Extracted data entries:
=== Section Start ===
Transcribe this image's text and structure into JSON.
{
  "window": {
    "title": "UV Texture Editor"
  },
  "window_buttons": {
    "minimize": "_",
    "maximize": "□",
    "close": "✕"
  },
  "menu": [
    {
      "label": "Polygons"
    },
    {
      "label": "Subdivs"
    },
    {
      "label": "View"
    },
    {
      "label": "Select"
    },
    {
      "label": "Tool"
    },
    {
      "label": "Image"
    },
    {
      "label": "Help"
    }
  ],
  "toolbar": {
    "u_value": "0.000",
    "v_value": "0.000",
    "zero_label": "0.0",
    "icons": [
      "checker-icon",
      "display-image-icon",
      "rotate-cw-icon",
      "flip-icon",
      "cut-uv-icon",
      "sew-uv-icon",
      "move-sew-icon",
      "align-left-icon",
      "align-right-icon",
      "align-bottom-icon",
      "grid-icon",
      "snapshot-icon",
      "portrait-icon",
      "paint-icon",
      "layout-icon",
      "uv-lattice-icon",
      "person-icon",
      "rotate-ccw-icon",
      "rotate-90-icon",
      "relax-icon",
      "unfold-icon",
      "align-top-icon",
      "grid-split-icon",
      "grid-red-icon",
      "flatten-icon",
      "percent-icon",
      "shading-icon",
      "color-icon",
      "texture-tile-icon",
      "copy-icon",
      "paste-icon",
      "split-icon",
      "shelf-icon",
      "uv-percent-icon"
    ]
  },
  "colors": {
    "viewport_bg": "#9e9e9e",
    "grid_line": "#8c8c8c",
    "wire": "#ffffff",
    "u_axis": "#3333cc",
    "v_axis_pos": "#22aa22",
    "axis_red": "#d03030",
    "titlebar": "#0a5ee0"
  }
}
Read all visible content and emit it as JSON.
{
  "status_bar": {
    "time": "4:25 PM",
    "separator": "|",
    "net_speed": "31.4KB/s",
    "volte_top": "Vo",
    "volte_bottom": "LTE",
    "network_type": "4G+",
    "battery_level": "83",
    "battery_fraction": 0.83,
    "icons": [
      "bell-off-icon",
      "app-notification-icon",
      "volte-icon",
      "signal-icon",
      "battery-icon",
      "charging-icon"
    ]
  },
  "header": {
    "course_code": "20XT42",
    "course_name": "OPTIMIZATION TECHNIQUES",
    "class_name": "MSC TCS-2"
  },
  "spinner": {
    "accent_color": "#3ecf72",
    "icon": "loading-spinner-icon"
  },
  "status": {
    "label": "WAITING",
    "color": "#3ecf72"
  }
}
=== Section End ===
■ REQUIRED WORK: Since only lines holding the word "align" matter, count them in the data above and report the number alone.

■ ANSWER SECTION: 4